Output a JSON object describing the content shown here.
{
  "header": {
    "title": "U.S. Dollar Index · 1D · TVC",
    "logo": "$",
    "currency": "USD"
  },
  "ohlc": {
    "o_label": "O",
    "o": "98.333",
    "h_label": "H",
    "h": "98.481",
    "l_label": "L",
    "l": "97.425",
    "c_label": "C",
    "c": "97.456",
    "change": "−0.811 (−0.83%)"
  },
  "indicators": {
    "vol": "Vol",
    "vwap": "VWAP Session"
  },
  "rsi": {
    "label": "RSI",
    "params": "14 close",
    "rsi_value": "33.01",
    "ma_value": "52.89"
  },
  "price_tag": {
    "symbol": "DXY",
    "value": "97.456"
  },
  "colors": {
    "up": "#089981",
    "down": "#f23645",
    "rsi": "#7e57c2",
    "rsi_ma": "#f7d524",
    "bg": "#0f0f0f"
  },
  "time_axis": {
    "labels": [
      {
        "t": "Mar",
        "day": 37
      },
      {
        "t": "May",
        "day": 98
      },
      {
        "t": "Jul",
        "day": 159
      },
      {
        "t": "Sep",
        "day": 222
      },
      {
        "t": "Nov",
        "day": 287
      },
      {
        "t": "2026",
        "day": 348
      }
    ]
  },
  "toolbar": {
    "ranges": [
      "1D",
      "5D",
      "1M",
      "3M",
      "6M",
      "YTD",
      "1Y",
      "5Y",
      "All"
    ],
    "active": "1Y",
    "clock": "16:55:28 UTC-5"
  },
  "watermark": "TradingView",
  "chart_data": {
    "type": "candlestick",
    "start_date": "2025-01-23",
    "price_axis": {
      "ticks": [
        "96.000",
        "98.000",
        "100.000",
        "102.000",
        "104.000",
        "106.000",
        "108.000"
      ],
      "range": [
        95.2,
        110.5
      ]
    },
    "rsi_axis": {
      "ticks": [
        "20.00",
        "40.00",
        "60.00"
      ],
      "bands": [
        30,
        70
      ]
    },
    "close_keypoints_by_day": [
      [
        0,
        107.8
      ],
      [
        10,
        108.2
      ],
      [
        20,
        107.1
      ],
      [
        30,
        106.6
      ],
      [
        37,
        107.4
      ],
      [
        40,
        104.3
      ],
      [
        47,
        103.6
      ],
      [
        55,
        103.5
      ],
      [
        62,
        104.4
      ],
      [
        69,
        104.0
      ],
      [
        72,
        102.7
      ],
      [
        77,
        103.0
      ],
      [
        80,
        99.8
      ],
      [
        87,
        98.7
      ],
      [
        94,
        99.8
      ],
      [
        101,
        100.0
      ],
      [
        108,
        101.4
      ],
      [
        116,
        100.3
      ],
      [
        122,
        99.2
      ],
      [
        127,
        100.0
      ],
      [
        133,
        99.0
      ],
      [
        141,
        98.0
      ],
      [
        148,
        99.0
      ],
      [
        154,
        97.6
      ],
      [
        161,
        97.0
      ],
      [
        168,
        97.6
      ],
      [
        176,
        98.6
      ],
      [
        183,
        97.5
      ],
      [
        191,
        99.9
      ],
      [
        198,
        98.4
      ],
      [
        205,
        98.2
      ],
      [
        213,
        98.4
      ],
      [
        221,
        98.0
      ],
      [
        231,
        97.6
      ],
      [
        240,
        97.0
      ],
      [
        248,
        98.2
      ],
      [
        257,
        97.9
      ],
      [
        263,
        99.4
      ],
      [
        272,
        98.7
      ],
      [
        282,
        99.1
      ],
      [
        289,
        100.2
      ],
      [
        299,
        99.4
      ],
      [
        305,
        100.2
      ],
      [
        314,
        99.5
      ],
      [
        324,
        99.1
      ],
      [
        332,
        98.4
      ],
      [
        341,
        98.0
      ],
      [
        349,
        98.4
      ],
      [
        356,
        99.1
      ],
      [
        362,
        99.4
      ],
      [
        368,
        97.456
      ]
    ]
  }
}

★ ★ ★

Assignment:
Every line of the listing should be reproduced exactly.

Answer for the task:
Output a JSON object describing the content shown here.
{
  "header": {
    "title": "U.S. Dollar Index · 1D · TVC",
    "logo": "$",
    "currency": "USD"
  },
  "ohlc": {
    "o_label": "O",
    "o": "98.333",
    "h_label": "H",
    "h": "98.481",
    "l_label": "L",
    "l": "97.425",
    "c_label": "C",
    "c": "97.456",
    "change": "−0.811 (−0.83%)"
  },
  "indicators": {
    "vol": "Vol",
    "vwap": "VWAP Session"
  },
  "rsi": {
    "label": "RSI",
    "params": "14 close",
    "rsi_value": "33.01",
    "ma_value": "52.89"
  },
  "price_tag": {
    "symbol": "DXY",
    "value": "97.456"
  },
  "colors": {
    "up": "#089981",
    "down": "#f23645",
    "rsi": "#7e57c2",
    "rsi_ma": "#f7d524",
    "bg": "#0f0f0f"
  },
  "time_axis": {
    "labels": [
      {
        "t": "Mar",
        "day": 37
      },
      {
        "t": "May",
        "day": 98
      },
      {
        "t": "Jul",
        "day": 159
      },
      {
        "t": "Sep",
        "day": 222
      },
      {
        "t": "Nov",
        "day": 287
      },
      {
        "t": "2026",
        "day": 348
      }
    ]
  },
  "toolbar": {
    "ranges": [
      "1D",
      "5D",
      "1M",
      "3M",
      "6M",
      "YTD",
      "1Y",
      "5Y",
      "All"
    ],
    "active": "1Y",
    "clock": "16:55:28 UTC-5"
  },
  "watermark": "TradingView",
  "chart_data": {
    "type": "candlestick",
    "start_date": "2025-01-23",
    "price_axis": {
      "ticks": [
        "96.000",
        "98.000",
        "100.000",
        "102.000",
        "104.000",
        "106.000",
        "108.000"
      ],
      "range": [
        95.2,
        110.5
      ]
    },
    "rsi_axis": {
      "ticks": [
        "20.00",
        "40.00",
        "60.00"
      ],
      "bands": [
        30,
        70
      ]
    },
    "close_keypoints_by_day": [
      [
        0,
        107.8
      ],
      [
        10,
        108.2
      ],
      [
        20,
        107.1
      ],
      [
        30,
        106.6
      ],
      [
        37,
        107.4
      ],
      [
        40,
        104.3
      ],
      [
        47,
        103.6
      ],
      [
        55,
        103.5
      ],
      [
        62,
        104.4
      ],
      [
        69,
        104.0
      ],
      [
        72,
        102.7
      ],
      [
        77,
        103.0
      ],
      [
        80,
        99.8
      ],
      [
        87,
        98.7
      ],
      [
        94,
        99.8
      ],
      [
        101,
        100.0
      ],
      [
        108,
        101.4
      ],
      [
        116,
        100.3
      ],
      [
        122,
        99.2
      ],
      [
        127,
        100.0
      ],
      [
        133,
        99.0
      ],
      [
        141,
        98.0
      ],
      [
        148,
        99.0
      ],
      [
        154,
        97.6
      ],
      [
        161,
        97.0
      ],
      [
        168,
        97.6
      ],
      [
        176,
        98.6
      ],
      [
        183,
        97.5
      ],
      [
        191,
        99.9
      ],
      [
        198,
        98.4
      ],
      [
        205,
        98.2
      ],
      [
        213,
        98.4
      ],
      [
        221,
        98.0
      ],
      [
        231,
        97.6
      ],
      [
        240,
        97.0
      ],
      [
        248,
        98.2
      ],
      [
        257,
        97.9
      ],
      [
        263,
        99.4
      ],
      [
        272,
        98.7
      ],
      [
        282,
        99.1
      ],
      [
        289,
        100.2
      ],
      [
        299,
        99.4
      ],
      [
        305,
        100.2
      ],
      [
        314,
        99.5
      ],
      [
        324,
        99.1
      ],
      [
        332,
        98.4
      ],
      [
        341,
        98.0
      ],
      [
        349,
        98.4
      ],
      [
        356,
        99.1
      ],
      [
        362,
        99.4
      ],
      [
        368,
        97.456
      ]
    ]
  }
}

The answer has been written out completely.